### Work instructions
Read the records and gather each line that includes "静的IPマスカレード設定".

(App and web page records)
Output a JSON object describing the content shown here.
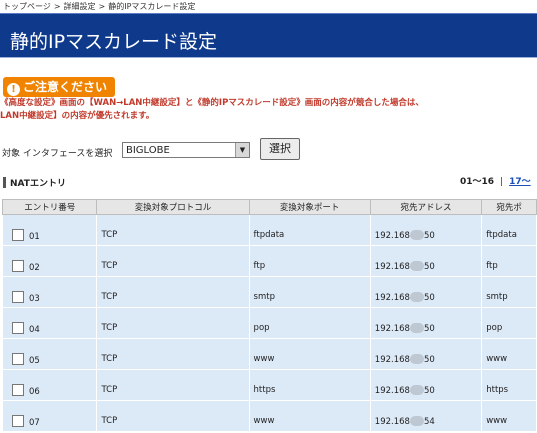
{
  "breadcrumb": {
    "items": [
      "トップページ",
      "詳細設定",
      "静的IPマスカレード設定"
    ],
    "separator": ">"
  },
  "page_title": "静的IPマスカレード設定",
  "caution": {
    "label": "ご注意ください",
    "icon": "exclamation-icon",
    "line1": "《高度な設定》画面の【WAN→LAN中継設定】と《静的IPマスカレード設定》画面の内容が競合した場合は、",
    "line2": "LAN中継設定】の内容が優先されます。"
  },
  "interface_select": {
    "label": "対象 インタフェースを選択",
    "selected": "BIGLOBE",
    "button": "選択"
  },
  "section_title": "NATエントリ",
  "pager": {
    "current": "01～16",
    "next": "17～"
  },
  "table": {
    "headers": [
      "エントリ番号",
      "変換対象プロトコル",
      "変換対象ポート",
      "宛先アドレス",
      "宛先ポ"
    ],
    "rows": [
      {
        "num": "01",
        "protocol": "TCP",
        "port": "ftpdata",
        "addr_a": "192.168",
        "addr_b": "50",
        "dest_port": "ftpdata"
      },
      {
        "num": "02",
        "protocol": "TCP",
        "port": "ftp",
        "addr_a": "192.168",
        "addr_b": "50",
        "dest_port": "ftp"
      },
      {
        "num": "03",
        "protocol": "TCP",
        "port": "smtp",
        "addr_a": "192.168",
        "addr_b": "50",
        "dest_port": "smtp"
      },
      {
        "num": "04",
        "protocol": "TCP",
        "port": "pop",
        "addr_a": "192.168",
        "addr_b": "50",
        "dest_port": "pop"
      },
      {
        "num": "05",
        "protocol": "TCP",
        "port": "www",
        "addr_a": "192.168",
        "addr_b": "50",
        "dest_port": "www"
      },
      {
        "num": "06",
        "protocol": "TCP",
        "port": "https",
        "addr_a": "192.168",
        "addr_b": "50",
        "dest_port": "https"
      },
      {
        "num": "07",
        "protocol": "TCP",
        "port": "www",
        "addr_a": "192.168",
        "addr_b": "54",
        "dest_port": "www"
      }
    ]
  },
  "colors": {
    "title_bg": "#0f3a8c",
    "caution_bg": "#f08300",
    "notice_text": "#c0392b",
    "row_bg": "#dce9f7"
  }
}
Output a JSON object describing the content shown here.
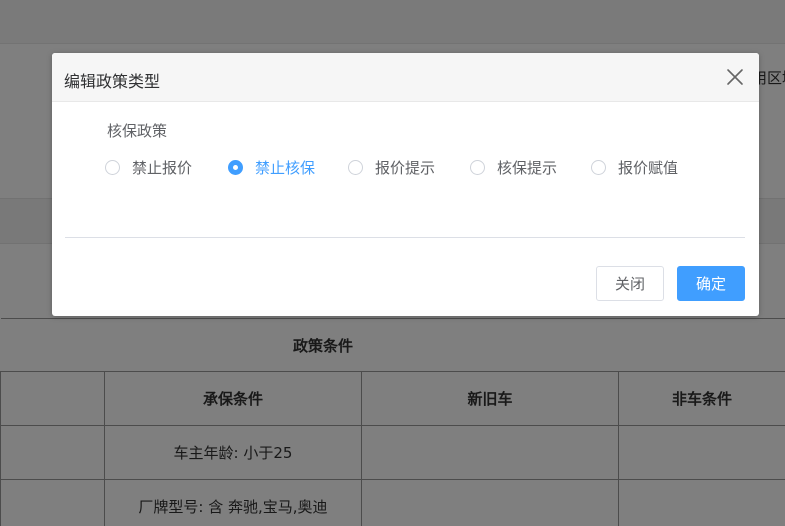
{
  "background": {
    "edge_text": "用区域",
    "table": {
      "title": "政策条件",
      "headers": [
        "",
        "承保条件",
        "新旧车",
        "非车条件"
      ],
      "rows": [
        [
          "",
          "车主年龄: 小于25",
          "",
          ""
        ],
        [
          "",
          "厂牌型号: 含 奔驰,宝马,奥迪",
          "",
          ""
        ]
      ]
    }
  },
  "dialog": {
    "title": "编辑政策类型",
    "section_label": "核保政策",
    "options": [
      {
        "label": "禁止报价",
        "checked": false
      },
      {
        "label": "禁止核保",
        "checked": true
      },
      {
        "label": "报价提示",
        "checked": false
      },
      {
        "label": "核保提示",
        "checked": false
      },
      {
        "label": "报价赋值",
        "checked": false
      }
    ],
    "close_label": "关闭",
    "confirm_label": "确定"
  },
  "colors": {
    "accent": "#409eff",
    "overlay": "rgba(0,0,0,0.5)"
  }
}
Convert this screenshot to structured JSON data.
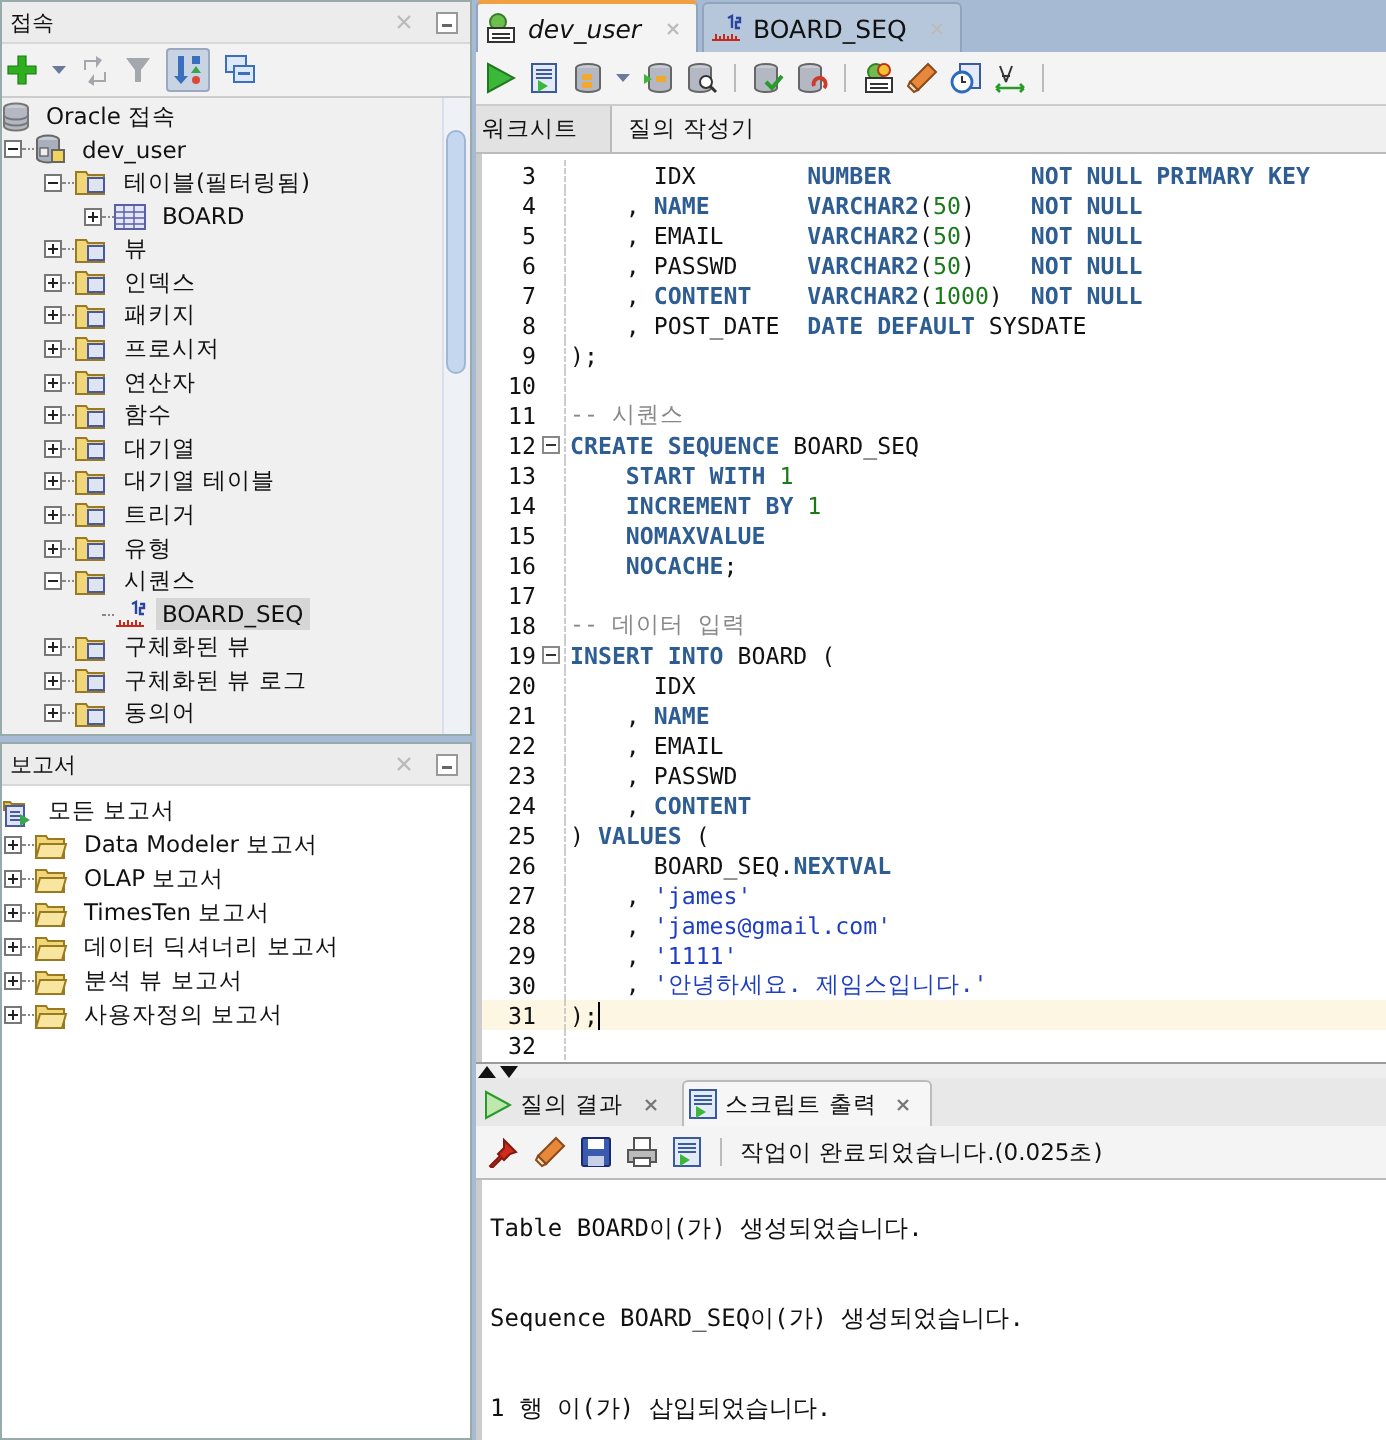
{
  "connections_panel": {
    "title": "접속",
    "tree": [
      {
        "label": "Oracle 접속",
        "kind": "root",
        "selected": false,
        "children": [
          {
            "label": "dev_user",
            "kind": "connection",
            "expanded": true,
            "selected": false,
            "children": [
              {
                "label": "테이블(필터링됨)",
                "kind": "folder",
                "expanded": true,
                "selected": false,
                "children": [
                  {
                    "label": "BOARD",
                    "kind": "table",
                    "expanded": false,
                    "selected": false
                  }
                ]
              },
              {
                "label": "뷰",
                "kind": "folder",
                "expanded": false,
                "selected": false
              },
              {
                "label": "인덱스",
                "kind": "folder",
                "expanded": false,
                "selected": false
              },
              {
                "label": "패키지",
                "kind": "folder",
                "expanded": false,
                "selected": false
              },
              {
                "label": "프로시저",
                "kind": "folder",
                "expanded": false,
                "selected": false
              },
              {
                "label": "연산자",
                "kind": "folder",
                "expanded": false,
                "selected": false
              },
              {
                "label": "함수",
                "kind": "folder",
                "expanded": false,
                "selected": false
              },
              {
                "label": "대기열",
                "kind": "folder",
                "expanded": false,
                "selected": false
              },
              {
                "label": "대기열 테이블",
                "kind": "folder",
                "expanded": false,
                "selected": false
              },
              {
                "label": "트리거",
                "kind": "folder",
                "expanded": false,
                "selected": false
              },
              {
                "label": "유형",
                "kind": "folder",
                "expanded": false,
                "selected": false
              },
              {
                "label": "시퀀스",
                "kind": "folder",
                "expanded": true,
                "selected": false,
                "children": [
                  {
                    "label": "BOARD_SEQ",
                    "kind": "sequence",
                    "selected": true
                  }
                ]
              },
              {
                "label": "구체화된 뷰",
                "kind": "folder",
                "expanded": false,
                "selected": false
              },
              {
                "label": "구체화된 뷰 로그",
                "kind": "folder",
                "expanded": false,
                "selected": false
              },
              {
                "label": "동의어",
                "kind": "folder",
                "expanded": false,
                "selected": false
              }
            ]
          }
        ]
      }
    ]
  },
  "reports_panel": {
    "title": "보고서",
    "tree": [
      {
        "label": "모든 보고서",
        "kind": "reports-root",
        "selected": false,
        "children": [
          {
            "label": "Data Modeler 보고서",
            "kind": "report-folder",
            "expanded": false,
            "selected": false
          },
          {
            "label": "OLAP 보고서",
            "kind": "report-folder",
            "expanded": false,
            "selected": false
          },
          {
            "label": "TimesTen 보고서",
            "kind": "report-folder",
            "expanded": false,
            "selected": false
          },
          {
            "label": "데이터 딕셔너리 보고서",
            "kind": "report-folder",
            "expanded": false,
            "selected": false
          },
          {
            "label": "분석 뷰 보고서",
            "kind": "report-folder",
            "expanded": false,
            "selected": false
          },
          {
            "label": "사용자정의 보고서",
            "kind": "report-folder",
            "expanded": false,
            "selected": false
          }
        ]
      }
    ]
  },
  "editor_tabs": [
    {
      "label": "dev_user",
      "kind": "worksheet",
      "selected": true
    },
    {
      "label": "BOARD_SEQ",
      "kind": "sequence",
      "selected": false
    }
  ],
  "worksheet_tabs": [
    {
      "label": "워크시트",
      "selected": true
    },
    {
      "label": "질의 작성기",
      "selected": false
    }
  ],
  "code_lines": [
    {
      "number": "3",
      "foldable": false,
      "current": false,
      "tokens": [
        {
          "text": "      IDX        ",
          "kind": "plain"
        },
        {
          "text": "NUMBER          ",
          "kind": "kw"
        },
        {
          "text": "NOT NULL PRIMARY KEY",
          "kind": "kw"
        }
      ]
    },
    {
      "number": "4",
      "foldable": false,
      "current": false,
      "tokens": [
        {
          "text": "    , ",
          "kind": "plain"
        },
        {
          "text": "NAME       ",
          "kind": "kw"
        },
        {
          "text": "VARCHAR2",
          "kind": "kw"
        },
        {
          "text": "(",
          "kind": "plain"
        },
        {
          "text": "50",
          "kind": "num"
        },
        {
          "text": ")    ",
          "kind": "plain"
        },
        {
          "text": "NOT NULL",
          "kind": "kw"
        }
      ]
    },
    {
      "number": "5",
      "foldable": false,
      "current": false,
      "tokens": [
        {
          "text": "    , EMAIL      ",
          "kind": "plain"
        },
        {
          "text": "VARCHAR2",
          "kind": "kw"
        },
        {
          "text": "(",
          "kind": "plain"
        },
        {
          "text": "50",
          "kind": "num"
        },
        {
          "text": ")    ",
          "kind": "plain"
        },
        {
          "text": "NOT NULL",
          "kind": "kw"
        }
      ]
    },
    {
      "number": "6",
      "foldable": false,
      "current": false,
      "tokens": [
        {
          "text": "    , PASSWD     ",
          "kind": "plain"
        },
        {
          "text": "VARCHAR2",
          "kind": "kw"
        },
        {
          "text": "(",
          "kind": "plain"
        },
        {
          "text": "50",
          "kind": "num"
        },
        {
          "text": ")    ",
          "kind": "plain"
        },
        {
          "text": "NOT NULL",
          "kind": "kw"
        }
      ]
    },
    {
      "number": "7",
      "foldable": false,
      "current": false,
      "tokens": [
        {
          "text": "    , ",
          "kind": "plain"
        },
        {
          "text": "CONTENT    ",
          "kind": "kw"
        },
        {
          "text": "VARCHAR2",
          "kind": "kw"
        },
        {
          "text": "(",
          "kind": "plain"
        },
        {
          "text": "1000",
          "kind": "num"
        },
        {
          "text": ")  ",
          "kind": "plain"
        },
        {
          "text": "NOT NULL",
          "kind": "kw"
        }
      ]
    },
    {
      "number": "8",
      "foldable": false,
      "current": false,
      "tokens": [
        {
          "text": "    , POST_DATE  ",
          "kind": "plain"
        },
        {
          "text": "DATE DEFAULT",
          "kind": "kw"
        },
        {
          "text": " SYSDATE",
          "kind": "plain"
        }
      ]
    },
    {
      "number": "9",
      "foldable": false,
      "current": false,
      "tokens": [
        {
          "text": ");",
          "kind": "plain"
        }
      ]
    },
    {
      "number": "10",
      "foldable": false,
      "current": false
    },
    {
      "number": "11",
      "foldable": false,
      "current": false,
      "tokens": [
        {
          "text": "-- 시퀀스",
          "kind": "comment"
        }
      ]
    },
    {
      "number": "12",
      "foldable": true,
      "current": false,
      "tokens": [
        {
          "text": "CREATE SEQUENCE",
          "kind": "kw"
        },
        {
          "text": " BOARD_SEQ",
          "kind": "plain"
        }
      ]
    },
    {
      "number": "13",
      "foldable": false,
      "current": false,
      "tokens": [
        {
          "text": "    START WITH ",
          "kind": "kw"
        },
        {
          "text": "1",
          "kind": "num"
        }
      ]
    },
    {
      "number": "14",
      "foldable": false,
      "current": false,
      "tokens": [
        {
          "text": "    INCREMENT BY ",
          "kind": "kw"
        },
        {
          "text": "1",
          "kind": "num"
        }
      ]
    },
    {
      "number": "15",
      "foldable": false,
      "current": false,
      "tokens": [
        {
          "text": "    NOMAXVALUE",
          "kind": "kw"
        }
      ]
    },
    {
      "number": "16",
      "foldable": false,
      "current": false,
      "tokens": [
        {
          "text": "    NOCACHE",
          "kind": "kw"
        },
        {
          "text": ";",
          "kind": "plain"
        }
      ]
    },
    {
      "number": "17",
      "foldable": false,
      "current": false
    },
    {
      "number": "18",
      "foldable": false,
      "current": false,
      "tokens": [
        {
          "text": "-- 데이터 입력",
          "kind": "comment"
        }
      ]
    },
    {
      "number": "19",
      "foldable": true,
      "current": false,
      "tokens": [
        {
          "text": "INSERT INTO",
          "kind": "kw"
        },
        {
          "text": " BOARD (",
          "kind": "plain"
        }
      ]
    },
    {
      "number": "20",
      "foldable": false,
      "current": false,
      "tokens": [
        {
          "text": "      IDX",
          "kind": "plain"
        }
      ]
    },
    {
      "number": "21",
      "foldable": false,
      "current": false,
      "tokens": [
        {
          "text": "    , ",
          "kind": "plain"
        },
        {
          "text": "NAME",
          "kind": "kw"
        }
      ]
    },
    {
      "number": "22",
      "foldable": false,
      "current": false,
      "tokens": [
        {
          "text": "    , EMAIL",
          "kind": "plain"
        }
      ]
    },
    {
      "number": "23",
      "foldable": false,
      "current": false,
      "tokens": [
        {
          "text": "    , PASSWD",
          "kind": "plain"
        }
      ]
    },
    {
      "number": "24",
      "foldable": false,
      "current": false,
      "tokens": [
        {
          "text": "    , ",
          "kind": "plain"
        },
        {
          "text": "CONTENT",
          "kind": "kw"
        }
      ]
    },
    {
      "number": "25",
      "foldable": false,
      "current": false,
      "tokens": [
        {
          "text": ") ",
          "kind": "plain"
        },
        {
          "text": "VALUES",
          "kind": "kw"
        },
        {
          "text": " (",
          "kind": "plain"
        }
      ]
    },
    {
      "number": "26",
      "foldable": false,
      "current": false,
      "tokens": [
        {
          "text": "      BOARD_SEQ.",
          "kind": "plain"
        },
        {
          "text": "NEXTVAL",
          "kind": "kw"
        }
      ]
    },
    {
      "number": "27",
      "foldable": false,
      "current": false,
      "tokens": [
        {
          "text": "    , ",
          "kind": "plain"
        },
        {
          "text": "'james'",
          "kind": "string"
        }
      ]
    },
    {
      "number": "28",
      "foldable": false,
      "current": false,
      "tokens": [
        {
          "text": "    , ",
          "kind": "plain"
        },
        {
          "text": "'james@gmail.com'",
          "kind": "string"
        }
      ]
    },
    {
      "number": "29",
      "foldable": false,
      "current": false,
      "tokens": [
        {
          "text": "    , ",
          "kind": "plain"
        },
        {
          "text": "'1111'",
          "kind": "string"
        }
      ]
    },
    {
      "number": "30",
      "foldable": false,
      "current": false,
      "tokens": [
        {
          "text": "    , ",
          "kind": "plain"
        },
        {
          "text": "'안녕하세요. 제임스입니다.'",
          "kind": "string"
        }
      ]
    },
    {
      "number": "31",
      "foldable": false,
      "current": true,
      "tokens": [
        {
          "text": ");",
          "kind": "plain"
        }
      ]
    },
    {
      "number": "32",
      "foldable": false,
      "current": false
    }
  ],
  "output_tabs": [
    {
      "label": "질의 결과",
      "kind": "results",
      "selected": false
    },
    {
      "label": "스크립트 출력",
      "kind": "script",
      "selected": true
    }
  ],
  "output_status": "작업이 완료되었습니다.(0.025초)",
  "output_lines": [
    "Table BOARD이(가) 생성되었습니다.",
    "Sequence BOARD_SEQ이(가) 생성되었습니다.",
    "1 행 이(가) 삽입되었습니다."
  ]
}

### Result
      "静的IPマスカレード設定"
  "page_title": "静的IPマスカレード設定",
    "line1": "《高度な設定》画面の【WAN→LAN中継設定】と《静的IPマスカレード設定》画面の内容が競合した場合は、",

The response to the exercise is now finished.